Montreat was the first Town in North Carolina to be certified as a Community Wildlife Habitat by the National Wildlife Federation.
Fireflies (Lightning Bugs) are threatened with extinction. For survival they need darkness, water, and grassy fields.
The Eastern Hellbender Salamander is the largest salamander in North America. Previously a resident of Montreat's Flat Creek, it has recently moved downstream, but local efforts to protect water quality are working to bring it back.
From the "Montreat Minute" email from the Town of Montreat, Sept. 4, 2020:
Flat Creek Hellbender Salamander Update
Historically, Montreat has been blessed with such pristine stream water that we’ve enjoyed a small and elusive population of hellbender salamanders. Hellbenders are the largest amphibian found in the United States (up to 29” long) and one of only three giant species in the entire world (the other two are in China and Japan). Additionally, they are only found in a small geographic area in the United States, running in the Appalachians from upper Georgia into New York.
You’ve probably only seen a photo of a hellbender, as they are shy and elusive salamanders that have been present in our local waters for eons. As an “indicator” species, they are important because they reflect the water quality of streams and rivers. They are only found in clean, pristine waters, such as Flat Creek. As recent as 2017, hellbenders have been spotted and confirmed in Montreat. However, after the devastating effects of Tropical Storm Alberto in May 2018, hellbenders have not been seen in our Town. In the summer of 2019, Josh Holbrook, Asst. Professor of Environmental Science at Montreat College, and several students received a grant to study the hellbender population in Flat Creek. They placed 10 hellbender “huts”, or nesting boxes, in the creek from the Greybeard Trailhead down to Ole Guacamole’s Mexican Restaurant in Black Mountain. Additionally, they used snorkeling equipment to search for the giant salamanders. Unfortunately, by the end of the summer, no hellbenders had been found. However, in talking to people in Black Mountain, Josh heard first hand reports of hellbender sightings near Ole Guacamole’s, which was a significant encouragement. It was Josh’s supposition that the Alberto storm had washed the Montreat hellbenders down stream due to the significant flooding.
As a result of his findings and supposition, Josh partnered with NC Wildlife last fall to conduct DNA tests of the water to determine any presence of hellbender DNA. Three test samples were taken- two in Montreat and one at Ole Guacamole’s. The bad news: no hellbender DNA was found in Montreat’s Flat Creek waters.

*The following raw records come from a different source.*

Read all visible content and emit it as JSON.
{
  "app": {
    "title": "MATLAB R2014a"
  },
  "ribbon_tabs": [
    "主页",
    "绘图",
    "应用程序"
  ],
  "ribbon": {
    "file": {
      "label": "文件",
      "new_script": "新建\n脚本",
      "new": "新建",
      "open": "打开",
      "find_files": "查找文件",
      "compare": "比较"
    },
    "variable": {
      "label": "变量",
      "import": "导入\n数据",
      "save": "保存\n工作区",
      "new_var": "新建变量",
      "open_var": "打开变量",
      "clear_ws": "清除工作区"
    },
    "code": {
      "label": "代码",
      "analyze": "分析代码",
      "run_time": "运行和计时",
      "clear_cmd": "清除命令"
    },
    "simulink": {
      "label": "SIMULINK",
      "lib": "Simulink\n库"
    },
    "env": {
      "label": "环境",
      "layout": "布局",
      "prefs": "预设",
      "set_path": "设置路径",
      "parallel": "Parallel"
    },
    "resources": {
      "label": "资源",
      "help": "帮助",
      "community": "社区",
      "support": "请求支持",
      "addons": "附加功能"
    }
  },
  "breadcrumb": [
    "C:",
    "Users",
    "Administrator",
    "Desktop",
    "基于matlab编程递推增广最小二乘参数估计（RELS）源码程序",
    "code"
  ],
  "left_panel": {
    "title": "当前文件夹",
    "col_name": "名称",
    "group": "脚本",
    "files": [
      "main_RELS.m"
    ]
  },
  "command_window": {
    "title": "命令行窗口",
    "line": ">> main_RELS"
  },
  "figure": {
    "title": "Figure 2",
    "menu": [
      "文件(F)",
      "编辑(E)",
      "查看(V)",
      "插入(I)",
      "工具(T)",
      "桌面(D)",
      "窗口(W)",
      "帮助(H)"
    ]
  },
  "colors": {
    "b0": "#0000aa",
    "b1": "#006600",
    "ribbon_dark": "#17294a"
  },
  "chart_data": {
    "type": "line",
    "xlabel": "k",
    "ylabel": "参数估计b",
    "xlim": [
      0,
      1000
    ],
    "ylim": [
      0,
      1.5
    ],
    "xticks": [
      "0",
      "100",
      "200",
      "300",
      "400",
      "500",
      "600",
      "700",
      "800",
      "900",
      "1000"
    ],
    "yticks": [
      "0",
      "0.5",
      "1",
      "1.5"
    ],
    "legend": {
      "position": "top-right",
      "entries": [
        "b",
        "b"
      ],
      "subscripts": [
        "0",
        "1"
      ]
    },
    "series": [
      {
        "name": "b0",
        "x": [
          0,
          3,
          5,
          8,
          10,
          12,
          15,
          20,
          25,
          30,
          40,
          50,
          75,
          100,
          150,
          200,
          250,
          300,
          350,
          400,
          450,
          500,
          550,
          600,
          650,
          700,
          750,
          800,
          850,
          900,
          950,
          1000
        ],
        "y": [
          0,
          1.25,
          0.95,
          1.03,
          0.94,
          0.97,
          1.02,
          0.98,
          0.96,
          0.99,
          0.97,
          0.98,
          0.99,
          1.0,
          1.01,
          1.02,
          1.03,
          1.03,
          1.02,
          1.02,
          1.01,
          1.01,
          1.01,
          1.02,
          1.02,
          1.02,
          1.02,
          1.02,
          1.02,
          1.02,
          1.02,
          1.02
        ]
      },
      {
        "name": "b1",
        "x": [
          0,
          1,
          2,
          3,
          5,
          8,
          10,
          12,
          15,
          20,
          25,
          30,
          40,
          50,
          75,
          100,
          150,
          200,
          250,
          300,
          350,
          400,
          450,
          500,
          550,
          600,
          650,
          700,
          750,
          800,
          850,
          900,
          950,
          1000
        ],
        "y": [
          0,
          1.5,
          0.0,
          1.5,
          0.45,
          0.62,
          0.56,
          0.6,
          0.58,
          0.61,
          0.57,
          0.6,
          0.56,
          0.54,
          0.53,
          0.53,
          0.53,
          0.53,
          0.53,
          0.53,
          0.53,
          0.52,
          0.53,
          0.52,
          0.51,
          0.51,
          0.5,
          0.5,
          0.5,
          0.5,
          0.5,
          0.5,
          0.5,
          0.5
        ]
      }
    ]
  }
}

The good news: hellbender DNA was significantly present in the Ole Guacamole’s sample.
Where to from here? Josh plans on continuing the studies in Flat Creek, especially between Montreat and Ole Guacamole’s to determine how far upstream they are living. “It’s going to be an interesting long-term study,” Josh commented. “It’s part of the natural cycle of things. We have many questions to resolve, like will they move upstream again? Has their range changed and is it permanent?”
We hope at some point they will return to our cold, clear Flat Creek waters. And we appreciate Josh’s important work.